(Poem #17) The Way Through the Woods
They shut the road through the woods Seventy years ago. Weather and rain have undone it again, And now you would never know There was once a road through the woods Before they planted the trees. It is underneath the coppice and heath, And the thin anemones. Only the keeper sees That, where the ring-dove broods, And the badgers roll at ease, There was once a road through the woods. Yet, if you enter the woods Of a summer evening late, When the night-air cools on the trout-ringed pools Where the otter whistles his mate. (They fear not men in the woods, Because they see so few) You will hear the beat of a horse's feet, And the swish of a skirt in the dew, Steadily cantering through The misty solitudes, As though they perfectly knew The old lost road through the woods . . . . But there is no road through the woods.

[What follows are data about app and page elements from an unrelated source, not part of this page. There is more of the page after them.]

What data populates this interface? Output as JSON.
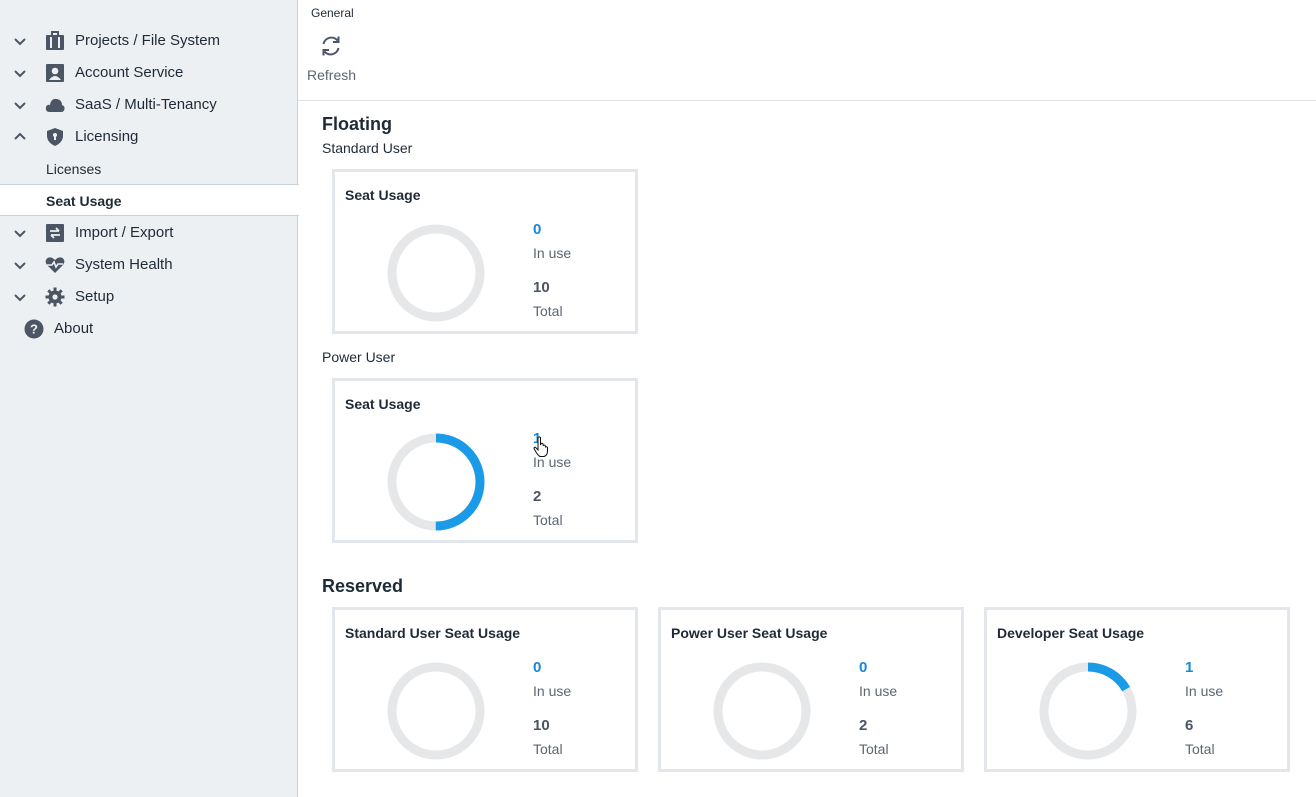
{
  "sidebar": {
    "items": [
      {
        "label": "Projects / File System",
        "expanded": false,
        "icon": "briefcase-icon"
      },
      {
        "label": "Account Service",
        "expanded": false,
        "icon": "user-card-icon"
      },
      {
        "label": "SaaS / Multi-Tenancy",
        "expanded": false,
        "icon": "cloud-icon"
      },
      {
        "label": "Licensing",
        "expanded": true,
        "icon": "shield-icon"
      },
      {
        "label": "Import / Export",
        "expanded": false,
        "icon": "transfer-icon"
      },
      {
        "label": "System Health",
        "expanded": false,
        "icon": "heart-pulse-icon"
      },
      {
        "label": "Setup",
        "expanded": false,
        "icon": "gear-icon"
      },
      {
        "label": "About",
        "icon": "help-icon"
      }
    ],
    "licensing_children": [
      {
        "label": "Licenses",
        "active": false
      },
      {
        "label": "Seat Usage",
        "active": true
      }
    ]
  },
  "toolbar": {
    "group_label": "General",
    "refresh_label": "Refresh"
  },
  "floating": {
    "title": "Floating",
    "standard": {
      "subtitle": "Standard User",
      "card_title": "Seat Usage",
      "in_use": "0",
      "in_use_label": "In use",
      "total": "10",
      "total_label": "Total",
      "fraction": 0
    },
    "power": {
      "subtitle": "Power User",
      "card_title": "Seat Usage",
      "in_use": "1",
      "in_use_label": "In use",
      "total": "2",
      "total_label": "Total",
      "fraction": 0.5
    }
  },
  "reserved": {
    "title": "Reserved",
    "cards": [
      {
        "card_title": "Standard User Seat Usage",
        "in_use": "0",
        "in_use_label": "In use",
        "total": "10",
        "total_label": "Total",
        "fraction": 0
      },
      {
        "card_title": "Power User Seat Usage",
        "in_use": "0",
        "in_use_label": "In use",
        "total": "2",
        "total_label": "Total",
        "fraction": 0
      },
      {
        "card_title": "Developer Seat Usage",
        "in_use": "1",
        "in_use_label": "In use",
        "total": "6",
        "total_label": "Total",
        "fraction": 0.1667
      }
    ]
  },
  "colors": {
    "accent": "#1b9ae8",
    "track": "#e6e7e9",
    "in_use_text": "#1787d6"
  }
}
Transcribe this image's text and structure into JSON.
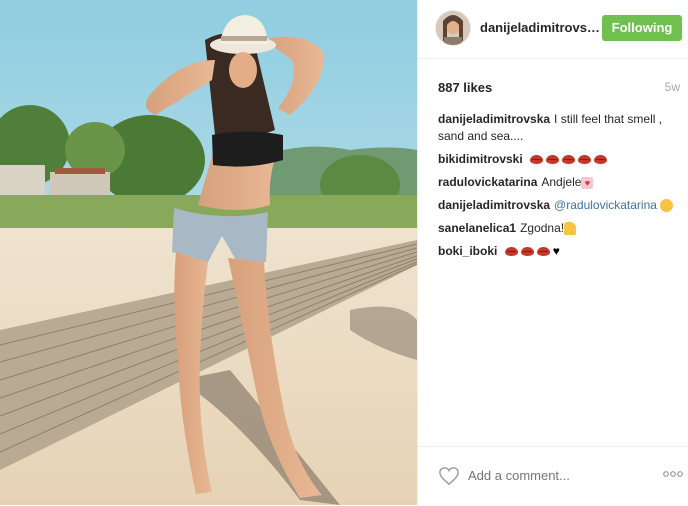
{
  "photo": {
    "alt_icon": "beach-photo"
  },
  "header": {
    "username": "danijeladimitrovska",
    "follow_label": "Following"
  },
  "stats": {
    "likes": "887 likes",
    "time": "5w"
  },
  "comments": [
    {
      "user": "danijeladimitrovska",
      "text": "I still feel that smell , sand and sea...."
    },
    {
      "user": "bikidimitrovski",
      "text": "",
      "emoji": "lips-icon x5"
    },
    {
      "user": "radulovickatarina",
      "text": "Andjele",
      "emoji": "heart-box-icon"
    },
    {
      "user": "danijeladimitrovska",
      "text": "@radulovickatarina",
      "emoji": "kiss-face-icon"
    },
    {
      "user": "sanelanelica1",
      "text": "Zgodna!",
      "emoji": "thumbs-up-icon"
    },
    {
      "user": "boki_iboki",
      "text": "",
      "emoji": "lips-icon x3, black-heart-icon"
    }
  ],
  "footer": {
    "comment_placeholder": "Add a comment...",
    "more_icon": "ellipsis-icon"
  },
  "colors": {
    "follow": "#70c050",
    "mention": "#3f729b",
    "muted": "#a5a7aa"
  }
}
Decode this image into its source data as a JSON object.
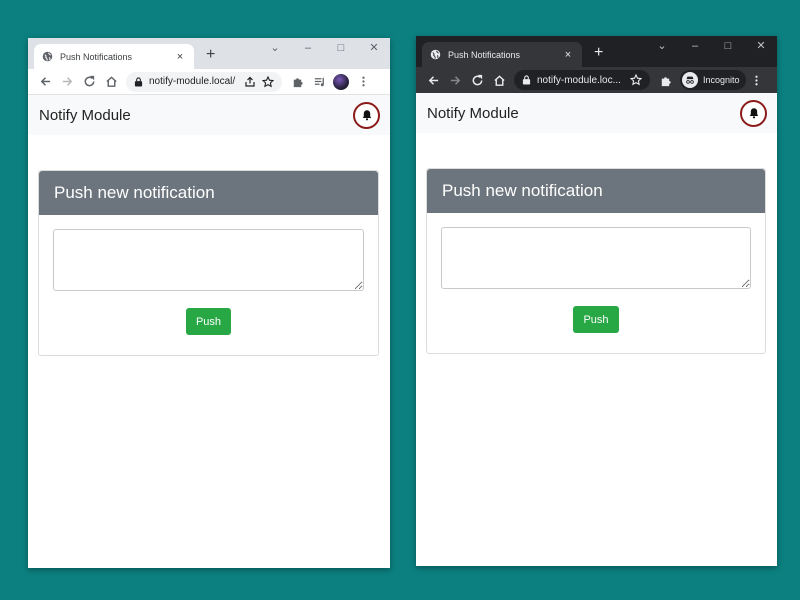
{
  "windows": [
    {
      "theme": "light",
      "tab_title": "Push Notifications",
      "url": "notify-module.local/",
      "incognito_label": ""
    },
    {
      "theme": "dark",
      "tab_title": "Push Notifications",
      "url": "notify-module.loc...",
      "incognito_label": "Incognito"
    }
  ],
  "page": {
    "brand": "Notify Module",
    "card_title": "Push new notification",
    "textarea_value": "",
    "push_label": "Push"
  },
  "icons": {
    "tab_close": "×",
    "new_tab": "+",
    "chevron": "⌄",
    "minimize": "–",
    "maximize": "□",
    "close": "✕"
  },
  "colors": {
    "background": "#0c8080",
    "card_header": "#6c757d",
    "push_button": "#28a745",
    "bell_border": "#8b1a1a"
  }
}
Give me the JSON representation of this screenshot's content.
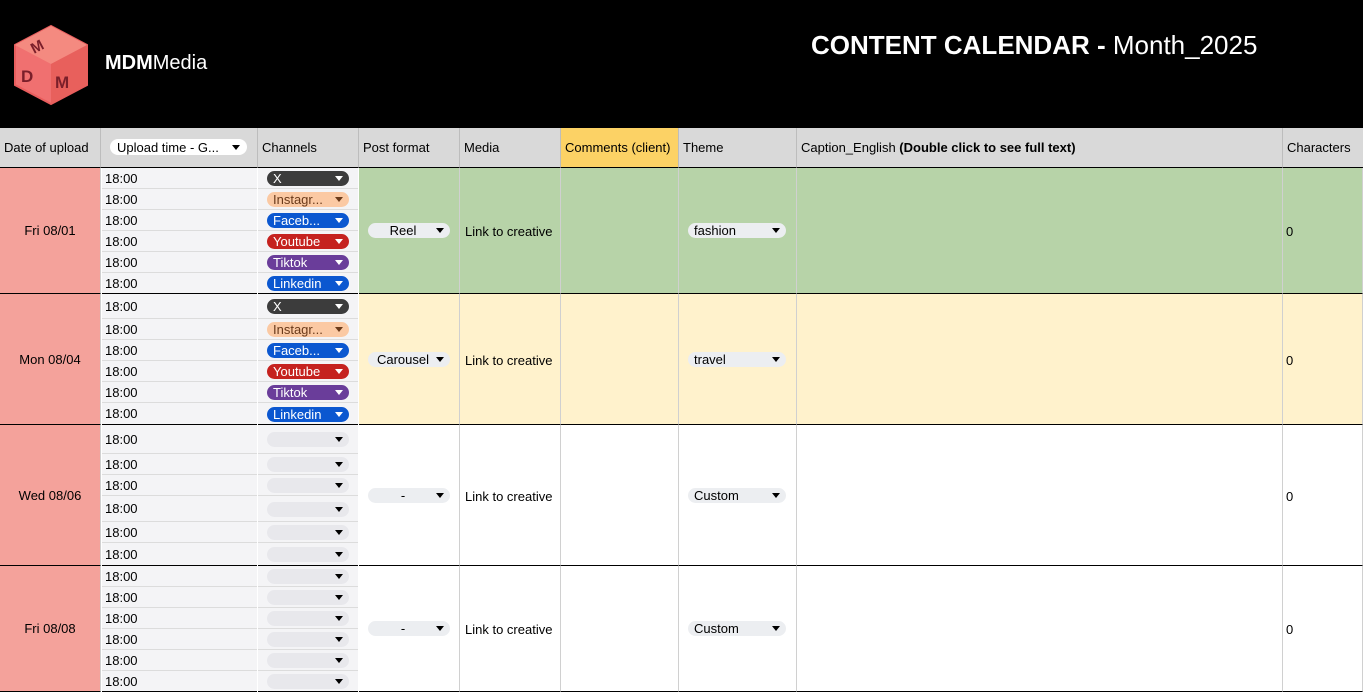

This is a totally uncharacteristic example of Kipling's work - it is imbued with a delicate wistfulness and a misty twilit atmosphere very much at variance with the drive and energy of such better known poems as 'East and West', 'If' or 'Danny Deever'. It is nonetheless a lovely piece, and would rank among my favourite Kipling poems if I ever felt myself able to make a list. Biographical Note: Much of his childhood was unhappy. Kipling was taken to England by his parents at the age of six and was left for five years at a foster home at Southsea ... He then went on to the United Services College at Westward Ho, north Devon, a new, inexpensive, and inferior boarding school. It haunted Kipling for the rest of his life--but always as the glorious place celebrated in Stalky & Co. (1899) and related stories: an unruly paradise in which the highest goals of English education are met amid a tumult of teasing, bullying, and beating. Kipling returned to India in 1882 and worked for seven years as a journalist. His parents, although not officially important, belonged to the highest Anglo-Indian society, and Rudyard thus had opportunities for exploring the whole range of that life. All the while he had remained keenly observant of the thronging spectacle of native India, which had engaged his interest and affection from earliest childhood. He was quickly filling the journals he worked for with prose sketches and light verse. When Kipling returned to England in 1889, his reputation had preceded him, and within a year he was acclaimed as one of the most brilliant prose writers of his time. His fame was redoubled upon the publication of the verse collection 'Barrack-Room Ballads' in 1892. Not since the English poet Lord Byron had such a reputation been achieved so rapidly. When the poet laureate Alfred, Lord Tennyson died in 1892, it may be said that Kipling took his place in popular estimation. -- excerpts from the Encyclopaedia Britannica Criticism: Kipling's poems and stories were extraordinarily popular in the late 19th and early 20th century, but after World War I his reputation as a serious writer suffered through his being widely viewed as a jingoistic imperialist. As a poet he scarcely ranks high, although his rehabilitation was attempted by so distinguished a critic as T.S. Eliot. His verse is indeed vigorous, and in dealing with the lives and colloquial speech of common soldiers and sailors it broke new ground. But balladry, music-hall song, and popular hymnology provide its unassuming basis; and even at its most serious--as in "Recessional" (1897) and similar pieces in which Kipling addressed himself to his fellow countrymen in times of crisis--the effect is rhetorical rather than imaginative. -- Encyclopaedia Britannica 1907 Nobel Laureate in Literature ... ... in consideration of the power of observation, originality of imagination, virility of ideas and remarkable talent for narration which characterize the creations of this world-famous author. (from The Nobel Prize Internet Archive, which gave no source. <http://nobelprizes.com/nobel/literature/1907a.html> ) Martin p.s. No, this is not by any means the first and last this list shall see of Kipling.